The team works hard to source obscure and specialty seafood, mostly from the States, and then they treat it gently. The “tuna ham crisp” is an ambiguous-sounding sleeper hit for which cooks layer sheets of smoked and raw tuna onto carta di musica with a punch of horseradish. Market shellfish might include West Coast oysters, East Coast scallops, razor clams, or gooseneck barnacles. They recently brought in the country’s only Pacific flounder harvested with the Japanese ikejime method.
The sauce work comes into play in Locust’s fish of the day, perhaps on a plate of fried curried halibut or roasted Dover sole with seaweed-crab-txakoli-butter sauce. Grilled mackerel has appeared with a mackerel roe mayonnaise.
If you’re tempted, as I was, to skip the kakigori, don’t. On the day of my visit, it was shaped like a loaf of bread (the size of one too), filled with passion fruit curd and topped with a marshmallow fluff bouffant and salted caramel. Though intimidating after all the tartare, it was refreshing and just-sweet, dissolving by the spoonful like new snow.
By now, the kakigori, dumplings and tartare feel like forever staples; they have a fan base. But Moran assures me as soon as his team gets bored with a dish, they’ll kick it off the menu.

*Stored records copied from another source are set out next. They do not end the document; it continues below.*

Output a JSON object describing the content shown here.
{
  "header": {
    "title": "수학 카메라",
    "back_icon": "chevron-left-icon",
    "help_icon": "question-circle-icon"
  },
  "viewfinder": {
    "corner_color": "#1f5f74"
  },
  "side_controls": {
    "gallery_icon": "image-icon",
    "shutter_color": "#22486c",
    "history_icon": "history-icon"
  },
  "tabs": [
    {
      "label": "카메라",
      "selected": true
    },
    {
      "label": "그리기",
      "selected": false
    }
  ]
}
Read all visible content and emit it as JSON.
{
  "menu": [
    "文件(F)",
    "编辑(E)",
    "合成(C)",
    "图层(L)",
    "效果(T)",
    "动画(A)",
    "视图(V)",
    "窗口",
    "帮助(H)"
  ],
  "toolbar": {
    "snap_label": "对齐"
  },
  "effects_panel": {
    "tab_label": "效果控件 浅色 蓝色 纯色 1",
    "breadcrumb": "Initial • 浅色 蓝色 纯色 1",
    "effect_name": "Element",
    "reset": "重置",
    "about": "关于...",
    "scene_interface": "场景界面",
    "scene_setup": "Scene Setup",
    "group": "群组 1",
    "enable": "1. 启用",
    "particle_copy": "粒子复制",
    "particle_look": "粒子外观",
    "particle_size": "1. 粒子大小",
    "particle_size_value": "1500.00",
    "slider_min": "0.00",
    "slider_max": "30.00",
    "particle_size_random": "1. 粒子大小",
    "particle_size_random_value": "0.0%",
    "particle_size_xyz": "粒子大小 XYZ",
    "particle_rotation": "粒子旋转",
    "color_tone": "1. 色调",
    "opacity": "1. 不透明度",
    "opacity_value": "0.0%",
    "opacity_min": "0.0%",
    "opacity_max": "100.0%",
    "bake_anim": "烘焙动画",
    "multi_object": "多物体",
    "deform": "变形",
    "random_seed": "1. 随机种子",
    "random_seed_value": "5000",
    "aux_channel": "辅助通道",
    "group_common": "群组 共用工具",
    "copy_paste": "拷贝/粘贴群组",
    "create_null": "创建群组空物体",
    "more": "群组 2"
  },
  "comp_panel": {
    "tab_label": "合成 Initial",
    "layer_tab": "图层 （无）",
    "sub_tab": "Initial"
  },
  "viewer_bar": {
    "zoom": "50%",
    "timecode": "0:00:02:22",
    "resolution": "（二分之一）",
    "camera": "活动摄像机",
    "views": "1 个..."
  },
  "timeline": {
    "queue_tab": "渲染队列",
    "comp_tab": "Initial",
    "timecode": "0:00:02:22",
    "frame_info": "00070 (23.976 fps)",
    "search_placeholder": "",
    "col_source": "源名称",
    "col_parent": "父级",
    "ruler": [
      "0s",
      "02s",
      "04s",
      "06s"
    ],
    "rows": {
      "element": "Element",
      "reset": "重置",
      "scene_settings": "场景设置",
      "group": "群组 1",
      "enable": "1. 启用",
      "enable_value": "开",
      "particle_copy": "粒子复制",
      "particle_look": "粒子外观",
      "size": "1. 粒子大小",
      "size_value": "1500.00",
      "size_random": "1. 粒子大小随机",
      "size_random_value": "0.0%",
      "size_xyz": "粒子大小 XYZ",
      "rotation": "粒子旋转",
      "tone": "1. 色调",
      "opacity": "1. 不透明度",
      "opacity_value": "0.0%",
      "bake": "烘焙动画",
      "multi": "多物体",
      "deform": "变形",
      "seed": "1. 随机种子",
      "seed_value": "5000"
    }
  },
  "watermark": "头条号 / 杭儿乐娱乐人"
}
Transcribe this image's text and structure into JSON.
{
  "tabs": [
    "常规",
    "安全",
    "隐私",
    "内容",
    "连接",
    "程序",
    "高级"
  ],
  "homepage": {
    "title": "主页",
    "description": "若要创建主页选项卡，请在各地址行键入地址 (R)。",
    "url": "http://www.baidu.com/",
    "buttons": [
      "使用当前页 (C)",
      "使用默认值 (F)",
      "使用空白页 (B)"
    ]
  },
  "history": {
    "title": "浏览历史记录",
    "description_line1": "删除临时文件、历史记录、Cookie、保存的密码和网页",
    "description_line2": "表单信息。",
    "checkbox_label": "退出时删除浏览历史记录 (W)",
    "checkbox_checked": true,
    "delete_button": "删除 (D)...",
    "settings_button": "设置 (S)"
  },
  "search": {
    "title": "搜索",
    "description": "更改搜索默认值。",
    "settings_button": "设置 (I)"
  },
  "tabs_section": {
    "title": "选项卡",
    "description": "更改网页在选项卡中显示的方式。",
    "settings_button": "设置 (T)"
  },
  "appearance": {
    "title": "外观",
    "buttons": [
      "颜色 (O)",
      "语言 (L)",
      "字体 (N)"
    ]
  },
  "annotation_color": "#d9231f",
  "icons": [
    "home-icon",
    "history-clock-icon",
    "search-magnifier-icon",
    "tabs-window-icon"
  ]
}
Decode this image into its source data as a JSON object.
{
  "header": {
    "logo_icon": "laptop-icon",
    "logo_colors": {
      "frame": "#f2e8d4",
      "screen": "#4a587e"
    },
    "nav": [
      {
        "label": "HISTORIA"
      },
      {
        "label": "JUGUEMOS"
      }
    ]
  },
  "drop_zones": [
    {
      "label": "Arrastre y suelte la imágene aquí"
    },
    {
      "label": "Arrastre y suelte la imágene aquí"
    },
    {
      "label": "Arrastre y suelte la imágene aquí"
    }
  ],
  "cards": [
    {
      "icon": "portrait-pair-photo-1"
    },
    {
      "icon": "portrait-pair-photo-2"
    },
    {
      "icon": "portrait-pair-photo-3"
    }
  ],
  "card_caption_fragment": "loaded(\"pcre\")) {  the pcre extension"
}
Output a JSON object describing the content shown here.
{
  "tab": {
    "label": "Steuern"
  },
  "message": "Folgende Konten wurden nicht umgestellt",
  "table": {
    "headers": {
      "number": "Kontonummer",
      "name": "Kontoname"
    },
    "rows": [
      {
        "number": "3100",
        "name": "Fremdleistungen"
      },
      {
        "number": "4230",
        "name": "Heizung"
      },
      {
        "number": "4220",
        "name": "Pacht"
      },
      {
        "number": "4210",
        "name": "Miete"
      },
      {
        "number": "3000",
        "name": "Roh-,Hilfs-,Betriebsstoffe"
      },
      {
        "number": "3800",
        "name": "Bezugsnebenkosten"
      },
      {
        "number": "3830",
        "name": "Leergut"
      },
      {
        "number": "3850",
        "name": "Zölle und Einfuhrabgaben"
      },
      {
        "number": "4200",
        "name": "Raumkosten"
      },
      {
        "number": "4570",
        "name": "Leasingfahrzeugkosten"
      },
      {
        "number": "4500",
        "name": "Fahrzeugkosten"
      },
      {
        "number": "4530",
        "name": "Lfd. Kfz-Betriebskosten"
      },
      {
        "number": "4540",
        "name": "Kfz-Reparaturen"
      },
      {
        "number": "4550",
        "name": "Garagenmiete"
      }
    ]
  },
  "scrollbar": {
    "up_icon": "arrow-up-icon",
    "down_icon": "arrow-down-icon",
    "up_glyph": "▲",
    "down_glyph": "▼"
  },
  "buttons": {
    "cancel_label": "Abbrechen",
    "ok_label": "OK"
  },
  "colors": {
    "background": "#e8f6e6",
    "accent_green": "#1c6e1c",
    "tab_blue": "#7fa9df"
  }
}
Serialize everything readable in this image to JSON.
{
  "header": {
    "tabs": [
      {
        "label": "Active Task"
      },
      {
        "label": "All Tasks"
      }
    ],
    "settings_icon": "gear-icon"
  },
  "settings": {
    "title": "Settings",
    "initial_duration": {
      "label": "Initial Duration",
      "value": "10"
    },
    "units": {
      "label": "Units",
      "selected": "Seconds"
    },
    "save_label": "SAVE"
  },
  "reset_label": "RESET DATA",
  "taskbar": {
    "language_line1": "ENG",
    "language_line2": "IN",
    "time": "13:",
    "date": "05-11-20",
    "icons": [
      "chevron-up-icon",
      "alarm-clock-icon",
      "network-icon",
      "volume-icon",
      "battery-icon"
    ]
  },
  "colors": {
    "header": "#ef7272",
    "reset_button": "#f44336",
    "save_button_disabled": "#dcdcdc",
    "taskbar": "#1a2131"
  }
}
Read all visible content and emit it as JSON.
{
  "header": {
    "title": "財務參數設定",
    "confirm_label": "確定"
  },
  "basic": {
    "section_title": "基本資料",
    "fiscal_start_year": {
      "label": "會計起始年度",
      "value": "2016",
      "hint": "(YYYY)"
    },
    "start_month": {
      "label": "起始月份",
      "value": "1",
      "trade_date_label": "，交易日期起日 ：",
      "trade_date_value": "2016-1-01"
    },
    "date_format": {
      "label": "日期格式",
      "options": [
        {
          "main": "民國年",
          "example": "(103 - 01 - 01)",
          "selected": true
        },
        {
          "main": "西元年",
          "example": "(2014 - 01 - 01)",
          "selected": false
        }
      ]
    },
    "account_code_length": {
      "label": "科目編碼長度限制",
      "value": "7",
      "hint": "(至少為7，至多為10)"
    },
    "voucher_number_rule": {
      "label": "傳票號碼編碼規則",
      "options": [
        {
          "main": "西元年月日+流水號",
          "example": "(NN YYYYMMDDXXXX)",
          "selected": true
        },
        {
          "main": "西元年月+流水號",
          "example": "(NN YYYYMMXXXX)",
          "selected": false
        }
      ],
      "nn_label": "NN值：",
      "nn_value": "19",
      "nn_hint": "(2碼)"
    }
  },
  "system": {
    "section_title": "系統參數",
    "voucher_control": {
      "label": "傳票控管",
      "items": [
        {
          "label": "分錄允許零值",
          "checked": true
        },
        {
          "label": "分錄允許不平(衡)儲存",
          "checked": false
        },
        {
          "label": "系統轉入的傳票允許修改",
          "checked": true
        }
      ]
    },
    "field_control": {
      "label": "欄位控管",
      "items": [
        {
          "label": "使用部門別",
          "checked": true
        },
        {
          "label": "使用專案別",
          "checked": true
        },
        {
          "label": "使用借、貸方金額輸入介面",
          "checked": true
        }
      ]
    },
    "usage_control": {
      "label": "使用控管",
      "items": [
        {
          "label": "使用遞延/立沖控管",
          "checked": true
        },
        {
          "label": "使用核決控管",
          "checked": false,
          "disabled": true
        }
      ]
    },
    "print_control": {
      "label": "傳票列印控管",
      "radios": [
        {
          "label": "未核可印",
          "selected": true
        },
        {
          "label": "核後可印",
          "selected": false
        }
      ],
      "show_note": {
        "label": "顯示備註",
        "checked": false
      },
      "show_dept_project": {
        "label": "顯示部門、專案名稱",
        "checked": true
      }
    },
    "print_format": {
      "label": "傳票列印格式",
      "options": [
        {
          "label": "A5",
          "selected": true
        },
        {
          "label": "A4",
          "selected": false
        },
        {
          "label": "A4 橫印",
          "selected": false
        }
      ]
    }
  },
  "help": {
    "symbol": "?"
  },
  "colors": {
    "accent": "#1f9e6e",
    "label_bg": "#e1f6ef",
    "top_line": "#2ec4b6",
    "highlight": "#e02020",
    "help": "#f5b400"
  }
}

“In this format, we can play and constantly evolve without having to do kitchen rebuilds or move spaces. I definitely want to get closer to what I first started to cook, more Irish and British,” he says. “The older you get, the more you love the idea of a perfectly cooked piece of fish with a perfect sauce. It actually becomes more exciting. I can’t stop thinking about it. That’s kind of where we want to go.”
Click here to see all the photos of Locust.